“We’ve had three of those grants already,” Richards said. “It has helped us so much with the upgrade on the west side and here on Main Street. This will hopefully be the final touch.”

Since 2011, the Regional Economic Development Council has awarded funds for economic and community development throughout the state. Wednesday’s awards were presented through Round VII of the initiative, with more than $755 million given statewide.

In 2011, Cuomo established 10 regional councils to develop long-term strategic plans for economic growth in their regions. Over $5.4 billion has been awarded to more than 6,300 projects since the project’s inception.

The awarded projects are expected to create and retain more than 220,000 jobs in the state.

“Over the past seven years, the Regional Economic Development Councils have successfully brought together the most innovative minds in economic development, fostering collaboration between state and local leaders to invest in New York’s regional resources from the ground up,” Cuomo said in a statement. “These awards are critical to building the foundations for New York’s future and ensuring that our economic momentum continues. I congratulate each of the Councils on their awards and look forward to continuing to partner to keep our communities vibrant and thriving for years to come.”

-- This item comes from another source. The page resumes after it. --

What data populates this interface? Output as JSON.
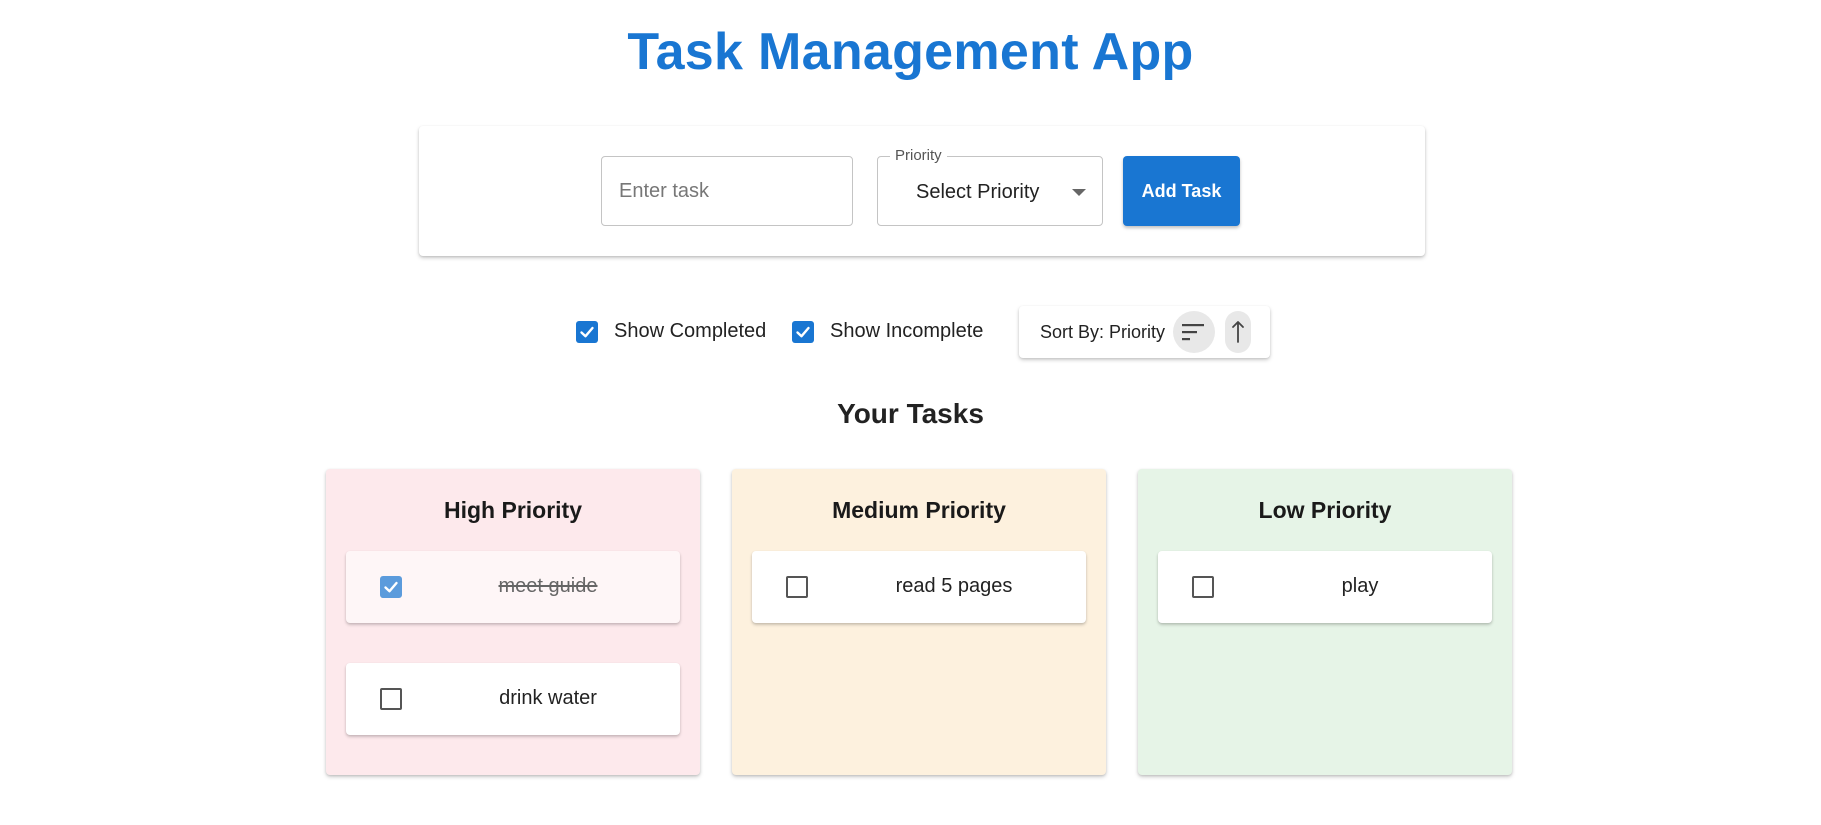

I'm a one-issue advocate only noticing that "Greene County was awarded $662,000" is almost exactly the same as the $622,978.95 paid by Mr. Groden for "plans" for a new jail. Sorry, all of that was wasted. They were as defective as the false statistics from Ricci Greene, who was appropriately fired.

As for the economic development money for Greene County... what business, what tech or industry is supported? None. Columbia took 10 million and made a tech waterfront... now self-sustaining. Communities have to create NEW money to become self-sustaining. Let's see, but there's no genuine plan here. Yes, Thomas Cole, Yes, Lumberyard, Yes Bridge Street Theater... but where is the tech or industry?